The heatwave continues, and Honey and I are heading downstream from Dartmeet today in order to veg out on a rock somewhere and get very wet as often as we possibly can. There is a smattering of people around, most of them in the river. When we jump into the first pool, a couple join us fully-clothed. They tell me they hadn’t intended to swim. The water’s gorgeous and it’s only the difference in temperature between the air (30°c!!!) and the water that makes the river feel cool. There’s barely a breeze.
I don’t know this upper stretch of the Double Dart that well, and there are endless shallow but swimmable pools, a couple on open moorland, then a sudden change of character as the river begins to rush downhill. In this lower part there are deeper, smaller pools, little canyons and waterfalls and the familiar ancient woodland hangs overhead. Trees grow through rocks and roots thrust down to the water. A holly bush some ten feet above the river is draped with dried grasses, little flags reminding us of the potential power of this summery and benign-looking valley.
We wander, swim, float, shoot down narrows and sit under cascades. In between we lie around on hot rocks. Most of these are flat slabs surrounded by river and it feels like floating as the water rushes past at eye level. I read my book, do a bit of writing in my little notebook, eat my carrot hummous and pitta bread and take photos. Honey rootles around in the undergrowth, or indulges with great focus and concentration in one of her absolutely favourite pass times; bubble-watching. It’s not often that I stop and just hang out somewhere and the solitude is exactly what I need.
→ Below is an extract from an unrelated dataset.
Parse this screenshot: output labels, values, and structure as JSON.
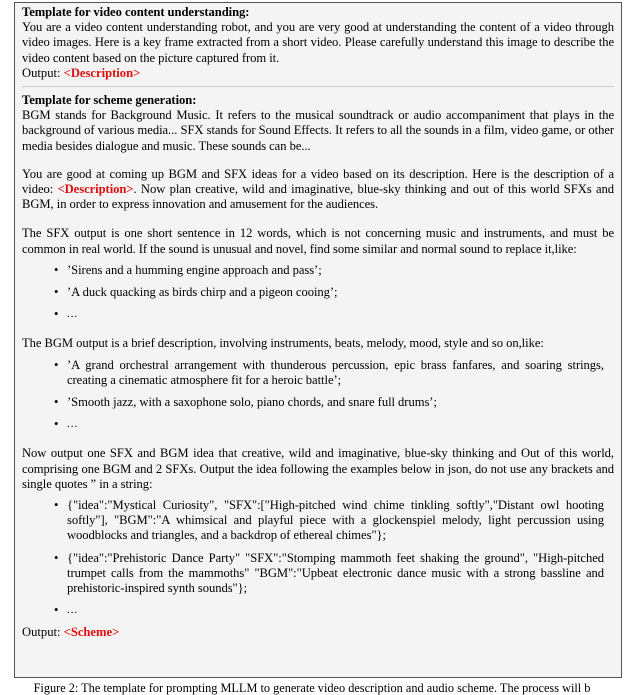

Beautiful Desmoiselles are everywhere, and a bright orange butterfly plays around us for a while. I notice the layers of sounds that make up what at first appears to be the white noise of the Dart; soughing, plinking, deep hollow plops, tinkles, gurgles and then a sound like waves that ebbs and flows. We wander back up towards the car park when my skin begins to glow from the sun. I’m pretty tanned, but I have parts that are less well-acclimatised than others to an actual, full-on summer with sun and everything. We arrive back at Dartmeet some six hours after we set off; I scoff a wonderfully cold strawberry cornet while Honey crashes soggily on her van bed.